I have successfully finished two of the site refreshes I was working on: a redesign of the Smugmug site, and a redesign of the blog front page and navigation to properly show off 6FPS.
The new front page: when I did my last design of the blog, I decided once again to try to create opportunities for people who found the site to explore and see content they might not otherwise know to visit. I also wanted to try to build out a review area and try to make it a small destination point.
In reality, both attempts failed miserably, and to be honest, I expected them to. Users coming to the site via a link or organic search rarely stop to explore, other than perhaps the front page or the “about me” page. A few percent might check out one or two pages, but trend is clear and enticing them to stick around and check out other fun stuff simply isn’t going to happen. So I ripped all of that out again, which both let me simplify the navigation around the site and reduces the amount of manual maintenance I needed to do to keep things tidy. I keep looking for ways to convince people to explore, and I keep finding they simply aren’t interested, so it’s time to stop.
The front page has been simplified and cleaned up as well, bringing out a new slideshow I’m loading from the new Smugmug site, a nice large subscription beg and the usual blog content areas. I’m happy enough with the current design to tweak things and not blow it up and start over, which is nice, and I think the new front page is an improvement over the old one because the changes make it easier for it to focus on a few key bits.
The new Smugmug site: one thing I’ve long wanted to do is separate my “portfolio” images from my more general photo collection, but I didn’t have a good way to do that. I’ve known for a lnog time that would involve a complete scrape to the bare walls and rebuild from scratch on Smugmug, but that involved enough work I always found reasons to delay it.
Then Smugmug bought Flickr, and Flickr suddenly became a valid place for “the rest of my images” to live once again, and then the upload plug-in I depended for smugmug broke and it became clear it wasn’t going to be fixed for a long time, and that meant purely manual uploads to Smugmug, or switching to a new plug-in, and the answer to that dilemma was easy, but involved, yes, a scrape to the bare walls and a complete redesign.
So I did.
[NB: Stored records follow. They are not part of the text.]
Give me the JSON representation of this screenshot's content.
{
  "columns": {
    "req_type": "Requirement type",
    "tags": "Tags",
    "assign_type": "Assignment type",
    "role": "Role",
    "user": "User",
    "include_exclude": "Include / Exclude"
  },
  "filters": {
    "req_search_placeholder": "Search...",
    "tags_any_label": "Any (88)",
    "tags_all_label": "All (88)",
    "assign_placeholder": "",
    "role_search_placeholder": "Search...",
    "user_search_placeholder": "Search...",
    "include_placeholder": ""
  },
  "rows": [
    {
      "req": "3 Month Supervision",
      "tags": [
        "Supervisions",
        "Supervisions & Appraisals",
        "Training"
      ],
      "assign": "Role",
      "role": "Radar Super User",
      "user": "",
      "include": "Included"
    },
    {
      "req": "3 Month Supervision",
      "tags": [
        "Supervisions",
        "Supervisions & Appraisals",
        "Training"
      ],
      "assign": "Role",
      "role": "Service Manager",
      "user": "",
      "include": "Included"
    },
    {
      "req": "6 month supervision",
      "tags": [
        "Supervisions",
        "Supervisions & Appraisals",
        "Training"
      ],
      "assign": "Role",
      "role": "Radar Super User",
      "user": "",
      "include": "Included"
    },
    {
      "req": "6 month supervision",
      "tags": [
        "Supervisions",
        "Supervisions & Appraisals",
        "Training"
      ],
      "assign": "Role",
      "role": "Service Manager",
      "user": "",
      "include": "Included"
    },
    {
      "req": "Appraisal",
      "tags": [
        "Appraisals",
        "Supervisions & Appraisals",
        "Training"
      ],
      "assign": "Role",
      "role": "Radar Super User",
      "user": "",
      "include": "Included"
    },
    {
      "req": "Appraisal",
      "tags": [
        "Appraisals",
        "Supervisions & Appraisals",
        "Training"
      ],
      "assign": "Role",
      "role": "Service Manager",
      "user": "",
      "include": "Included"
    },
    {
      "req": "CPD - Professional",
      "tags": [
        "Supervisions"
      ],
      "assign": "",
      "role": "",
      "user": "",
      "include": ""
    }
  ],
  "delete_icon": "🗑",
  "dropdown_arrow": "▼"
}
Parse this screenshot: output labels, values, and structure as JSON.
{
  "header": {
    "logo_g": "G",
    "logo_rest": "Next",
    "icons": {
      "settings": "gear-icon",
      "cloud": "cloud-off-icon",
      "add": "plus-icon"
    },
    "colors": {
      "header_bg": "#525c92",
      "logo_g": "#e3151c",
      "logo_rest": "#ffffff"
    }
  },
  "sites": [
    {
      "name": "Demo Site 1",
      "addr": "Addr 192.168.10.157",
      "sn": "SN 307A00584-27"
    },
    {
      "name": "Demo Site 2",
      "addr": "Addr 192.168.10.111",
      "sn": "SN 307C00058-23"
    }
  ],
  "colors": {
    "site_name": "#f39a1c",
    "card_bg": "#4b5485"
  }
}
I rate my photos three stars (***), four (****) and five (*****), the definitions being roughly “usable spear carriers”, “portfolio quality” and “best of the bunch” (I use * and ** for other things and none of them are publishable). Roughly 2% of the photos I consider publishable are considered *****, and about 800 of my images are **** or *****. They are, among other things, the only ones I consider printable to paper.
The problem is that when you use one site to publish all of your usable images, those top images get lost in the noise. I’ve tried a few ways to get around that and liked none of them, but I couldn’t really fix it without just starting over.
So now that I’ve started over, only the top images live on Smugmug. It’s truly a portfolio site now. I’ve created some subsets to try to highlight specific types of images and the best in class type shots, and I can tweak those collections over time to keep them fresh. The other big change is that I no longer watermark images before uploading, but use smugmug’s watermarking feature, which means I can now offer print sales on Smugmug (which means no more fineartamerica, which means simplicity and fewer ways to confuse people about what’s where). That’s all set up now.
The larger collection of images is now back on Flickr, which I like, although I am still futzing with the organization there.
I’ve wanted to get the images set up this way for a while. In some ways my hands were forced by outside changes, but I’m happy I finally had to do it, and I’m happy with the results (for now). Hopefully, you like the changes, too.
The problem with these changes? Basically every image I’ve linked on every blog post that came from smugmug is now 404 and broken, and fixing that is going to take a fair bit of effort. I’m starting on that now, but I’m not yet sure exactly how long it’ll take to fix. Since few of those pages get much organic visitation, I can be patient and do it right as long as I don’t start pushing traffic to them before they’re fixed.
And that, of course, is why I always put this off, but it’s time to take the medicine and do it. I think the end result is worth it, and i’ll keep reminding myself of that as I’m grumping about all the broken links that need fixing…